Which leaves just one question: When are the fine folks in Sweden going to come to their senses and give O’Brien the Nobel Prize in literature she has earned?
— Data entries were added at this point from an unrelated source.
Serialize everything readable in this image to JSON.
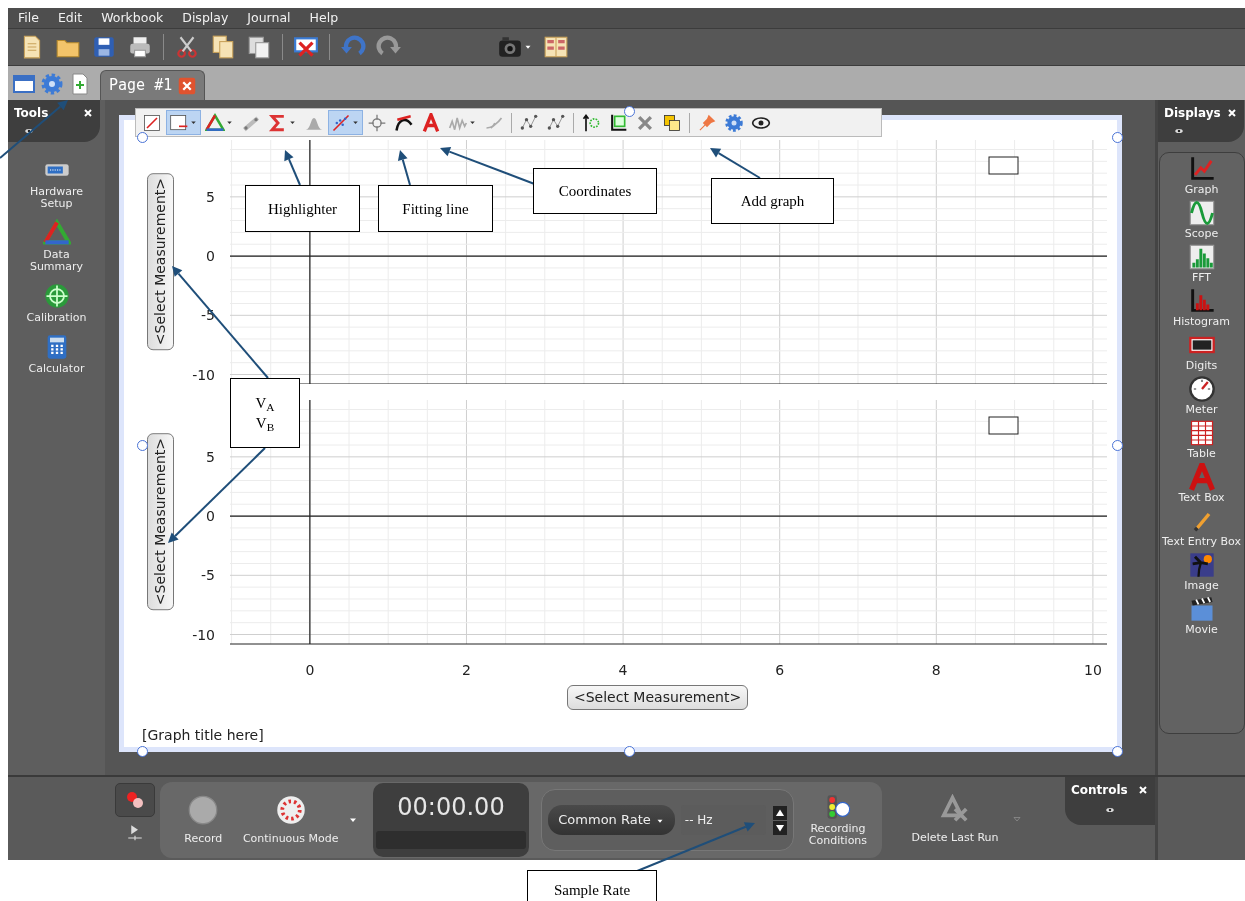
{
  "menu": [
    "File",
    "Edit",
    "Workbook",
    "Display",
    "Journal",
    "Help"
  ],
  "tabs": [
    {
      "label": "Page #1",
      "selected": true
    }
  ],
  "tools_panel": {
    "title": "Tools",
    "items": [
      {
        "kind": "hardware",
        "label": "Hardware Setup"
      },
      {
        "kind": "summary",
        "label": "Data Summary"
      },
      {
        "kind": "calibration",
        "label": "Calibration"
      },
      {
        "kind": "calculator",
        "label": "Calculator"
      }
    ]
  },
  "graph": {
    "toolbar": [
      {
        "kind": "options",
        "selected": false,
        "dropdown": false
      },
      {
        "kind": "zoom",
        "selected": true,
        "dropdown": true
      },
      {
        "kind": "triangle",
        "selected": false,
        "dropdown": true
      },
      {
        "kind": "highlighter",
        "selected": false,
        "dropdown": false
      },
      {
        "kind": "sigma",
        "selected": false,
        "dropdown": true
      },
      {
        "kind": "bell",
        "selected": false,
        "dropdown": false
      },
      {
        "kind": "fit",
        "selected": true,
        "dropdown": true
      },
      {
        "kind": "crosshair",
        "selected": false,
        "dropdown": false
      },
      {
        "kind": "tangent",
        "selected": false,
        "dropdown": false
      },
      {
        "kind": "text",
        "selected": false,
        "dropdown": false
      },
      {
        "kind": "noise",
        "selected": false,
        "dropdown": true
      },
      {
        "kind": "curve",
        "selected": false,
        "dropdown": false
      },
      {
        "kind": "points",
        "selected": false,
        "dropdown": false
      },
      {
        "kind": "points",
        "selected": false,
        "dropdown": false
      },
      {
        "kind": "addaxis",
        "selected": false,
        "dropdown": false
      },
      {
        "kind": "addgraph",
        "selected": false,
        "dropdown": false
      },
      {
        "kind": "delete",
        "selected": false,
        "dropdown": false
      },
      {
        "kind": "overlap",
        "selected": false,
        "dropdown": false
      },
      {
        "kind": "pin",
        "selected": false,
        "dropdown": false
      },
      {
        "kind": "gear",
        "selected": false,
        "dropdown": false
      },
      {
        "kind": "eye",
        "selected": false,
        "dropdown": false
      }
    ],
    "plots": [
      {
        "y_axis_label": "<Select Measurement>",
        "chart_data": {
          "type": "line",
          "xlim": [
            -1.02,
            10.18
          ],
          "ylim": [
            -10.8,
            9.8
          ],
          "yticks": [
            5,
            0,
            -5,
            -10
          ],
          "grid": true
        }
      },
      {
        "y_axis_label": "<Select Measurement>",
        "chart_data": {
          "type": "line",
          "xlim": [
            -1.02,
            10.18
          ],
          "ylim": [
            -10.8,
            9.8
          ],
          "xticks": [
            0,
            2,
            4,
            6,
            8,
            10
          ],
          "yticks": [
            5,
            0,
            -5,
            -10
          ],
          "grid": true
        }
      }
    ],
    "x_axis_label": "<Select Measurement>",
    "title": "[Graph title here]"
  },
  "displays_panel": {
    "title": "Displays",
    "items": [
      {
        "kind": "graph",
        "label": "Graph"
      },
      {
        "kind": "scope",
        "label": "Scope"
      },
      {
        "kind": "fft",
        "label": "FFT"
      },
      {
        "kind": "histogram",
        "label": "Histogram"
      },
      {
        "kind": "digits",
        "label": "Digits"
      },
      {
        "kind": "meter",
        "label": "Meter"
      },
      {
        "kind": "table",
        "label": "Table"
      },
      {
        "kind": "textbox",
        "label": "Text Box"
      },
      {
        "kind": "textentry",
        "label": "Text Entry Box"
      },
      {
        "kind": "image",
        "label": "Image"
      },
      {
        "kind": "movie",
        "label": "Movie"
      }
    ]
  },
  "controls": {
    "record": "Record",
    "mode": "Continuous Mode",
    "timer": "00:00.00",
    "rate_select": "Common Rate",
    "rate_value": "-- Hz",
    "conditions": "Recording Conditions",
    "delete_run": "Delete Last Run",
    "panel_title": "Controls"
  },
  "callouts": [
    {
      "lines": [
        "Highlighter"
      ]
    },
    {
      "lines": [
        "Fitting line"
      ]
    },
    {
      "lines": [
        "Coordinates"
      ]
    },
    {
      "lines": [
        "Add graph"
      ]
    },
    {
      "lines": [
        "V$_{A}$",
        "V$_{B}$"
      ]
    },
    {
      "lines": [
        "Sample Rate"
      ]
    }
  ]
}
Need we point out that in the last 50 years exactly seven women have claimed that award? 

But if O’Brien does not win the Nobel, can we at least reward her with a world in which an accused wife-beater not be showered with lavish praise? 


Tom Deignan is a contributing writer for the forthcoming book Nine Irish Lives: The Fighters, Thinkers, and Artists Who Helped Build America  (Algonquin). Contact “Sidewalks” at